"I think it's the kind of thing that McGraw-Hill can run very well," Robert Crosland, managing director of media investment bank AdMedia Partners, said of J.D. Power. "They have a lot of ways they can leverage the J.D. Power name in vertical markets. Essentially what they are is a ratings business, which McGraw-Hill is very familiar with through Standard & Poor's."
"I'd love to draw that analogy," said Scott Marden, president of McGraw-Hill's information and media services unit, with which J.D. Power & Associates will be integrated. "This is the first significant brand we've acquired since we acquired Standard & Poor's."
Initially, McGraw-Hill's announcement seemed to puzzle some observers. "The two main acquisitions last year were clear strategic fits [Capital IQ and Grow Network], while the J.D. Power acquisition is not as obvious a strategic fit, in our view," said a report written by Lauren Rich Fine, first VP at Merrill Lynch, and others.
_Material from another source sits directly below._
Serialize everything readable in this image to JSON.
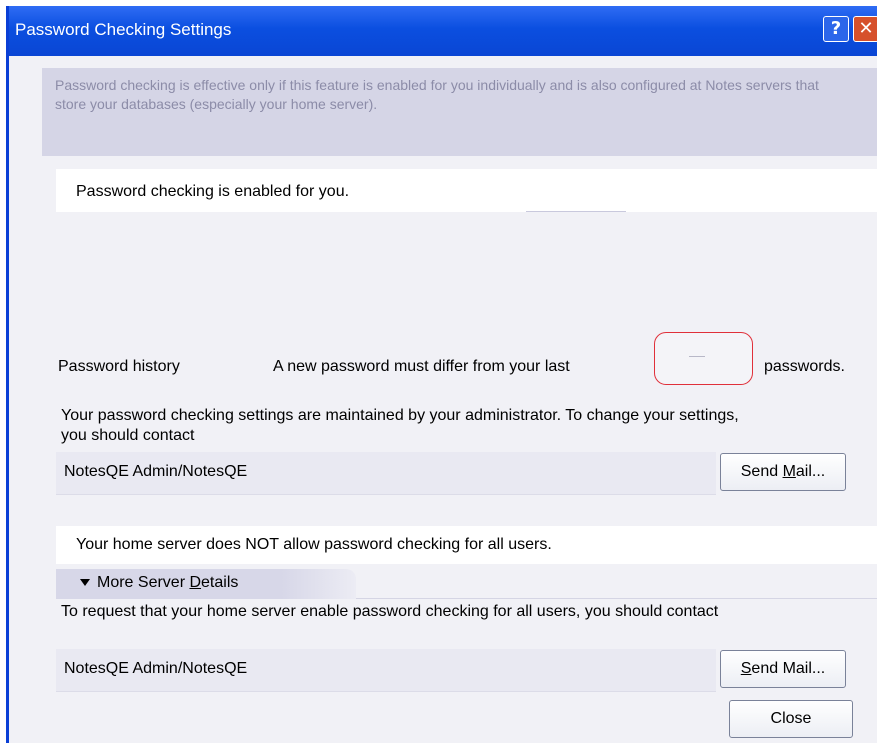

Currently, J.D. Power generates about $150 million in annual revenue, selling its ratings data to consumers and businesses. It made its name collecting ratings information in the automotive industry, and about 65% of its revenue still originates from that sector.
J.D. Power has expanded to serve the finance and insurance, health care, construction, telecommunications and energy industries. It has also announced it will begin conducting customer satisfaction surveys of the after-sales service and support of technology products. Additionally, J.D. Power generates 22% of its business from overseas, with about two-thirds of that coming from Asia.
"In the McGraw-Hill Cos., we have found an ideal partner that will provide our firm with the best opportunity to extend J.D. Power & Associates' reach globally and into new vertical markets," J.D. Power III, founder of the firm, said in a statement.
Marden sees opportunities to sell marketing information to businesses served by BusinessWeek as well as McGraw-Hill's construction, aviation, energy and health care publishing and information units. For example, he said, McGraw-Hill could sell J.D. Power-branded marketing information on consumer satisfaction with home builders in its construction group or with airlines in its Aviation Week unit.
Although some observers considered the price McGraw-Hill has agreed to pay for J.D. Power to be high, they acknowledged that McGraw-Hill's perspective in making the deal was long term. In the short term, McGraw-Hill estimated that its acquisition of J.D. Power, Capital IQ and Grow Network will dilute its earnings this year by about 6 cents to 7 cents per share, and 3 cents per share in 2006.
McGraw-Hill's share price has declined since the announcement of the J.D. Power deal. On March 7, the day the deal was announced, the share price closed at $95.40. The share price was around $88 late in the month.
Despite her initial reservations, Merrill Lynch's Fine said the deal ultimately makes sense, especially considering McGraw-Hill's track record with acquisitions. "We do not view this acquisition as a natural extension of [McGraw-Hill's] existing assets in the information and media segment; rather, it seems to signal an intention to expand in the marketing information area," she wrote. "If so, this would answer the often-asked question of what [McGraw-Hill] would do to build up its information and media segment, the smallest of its three segments."